A new method to analyze δ15N of phenylalanine and glutamic acid to reconstruct spatial and temporal variations in N sources and trophic structures

Lin Zhang, Texas A&M University Corpus Christi, Corpus Christi, TX, United States, Charlotte Wing Man Lee, Texas A&M University-Corpus Christi, Corpus Christi, United States, Chongxiao Ji, Texas A&M University Corpus Christi, Corpus Christi, United States, Rupsa Roy, University of Massachusetts Dartmouth, New Bedford, MA, United States, Ava Kreider-Mueller, University of Massachusetts Dartmouth, School for Marine Science and Technology, New Bedford, MA, United States and Mark A Altabet, Univ Massachusetts Darmouth, New Bedford, MA, United States
Abstract:

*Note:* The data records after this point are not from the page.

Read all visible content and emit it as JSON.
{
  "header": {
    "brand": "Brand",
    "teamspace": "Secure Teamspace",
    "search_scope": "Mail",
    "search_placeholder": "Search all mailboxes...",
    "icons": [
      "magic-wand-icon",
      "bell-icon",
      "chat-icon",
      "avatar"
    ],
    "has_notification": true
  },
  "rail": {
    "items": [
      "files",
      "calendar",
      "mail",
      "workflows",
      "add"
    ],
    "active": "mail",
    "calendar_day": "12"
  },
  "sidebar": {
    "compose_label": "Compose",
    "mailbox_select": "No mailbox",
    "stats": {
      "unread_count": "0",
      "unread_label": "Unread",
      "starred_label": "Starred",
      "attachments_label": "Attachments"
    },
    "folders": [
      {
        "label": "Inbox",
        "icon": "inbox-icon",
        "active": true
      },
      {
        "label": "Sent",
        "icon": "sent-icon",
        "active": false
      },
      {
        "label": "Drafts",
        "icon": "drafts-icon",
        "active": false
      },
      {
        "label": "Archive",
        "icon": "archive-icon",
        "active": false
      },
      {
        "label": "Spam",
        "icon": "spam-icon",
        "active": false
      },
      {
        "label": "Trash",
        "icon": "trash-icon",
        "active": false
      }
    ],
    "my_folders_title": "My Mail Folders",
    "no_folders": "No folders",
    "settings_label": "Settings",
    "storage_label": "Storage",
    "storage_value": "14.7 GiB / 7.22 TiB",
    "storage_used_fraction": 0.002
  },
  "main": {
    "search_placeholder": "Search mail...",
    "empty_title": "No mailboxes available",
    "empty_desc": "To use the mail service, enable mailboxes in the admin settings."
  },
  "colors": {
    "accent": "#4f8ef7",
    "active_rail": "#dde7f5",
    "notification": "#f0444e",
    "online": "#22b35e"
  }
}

Compound-specific nitrogen (N) isotope analysis (δ15N) of individual amino acids (AA) is a powerful tool for tracing N source, N utilization patterns, and trophic fractionation in biogeochemical cycles and foodwebs. The δ15N of phenylalanine (Phe) retains the baseline δ15N values, decoupled from the effects of trophic transfer, while glutamic acid (Glu) demonstrates significant 15N enrichment with each trophic transfer. The δ15N of Glu and Phe in one single sample can thus yield information of both the N source and trophic position, which provides a better interpretive power than bulk δ15N.

We developed a method using Ion Exchange Chromatography –Pulsed Amperometric Detector to separate and collect underivatized AAs. Collected AAs are directly oxidized to nitrite by hypochlorite, which skips the evaporation to dryness step required by the Gas Chromatography-Combustion-Isotopic Ratio Mass Spectrometry (GC-C-IRMS) approach. Hypochlorite specifically oxidize the amino-N only, greatly reducing the potential interferences from other N species. Resulted nitrite can be converted to N2O via azide and δ15 N2O is measured using Purge Trap-IRMS. Our method can analyze 17 AAs with high precision (<±0.5‰). The accuracy of our method was tested by analyzing 4 individual glutamic acid standards (USGS 40 and 41a) and 4 in-house phenylalanine standards with a wide range of δ15N at natural abundance levels. Their δ15N values measured by our method are linearly correlated with the values provided by USGS with slopes of 1, proving that δ15N can be retained with high reliability after multi-preparation steps. This method allows a precise and sensitive δ15N measurement of most amino acids, especially the two important “source (Phe)” and “trophic (Glu)” AAs. Gulf of California, Equatorial Pacific, and Sargasso Sea have different spatial and temporal N sources and utilization patterns caused by wind-driven upwelling and/or El Niño. Analyzing the δ15N of Phe and Glu in sinking particles and sediments in these regions allow to reconstruct the variations of N sources and trophic structures.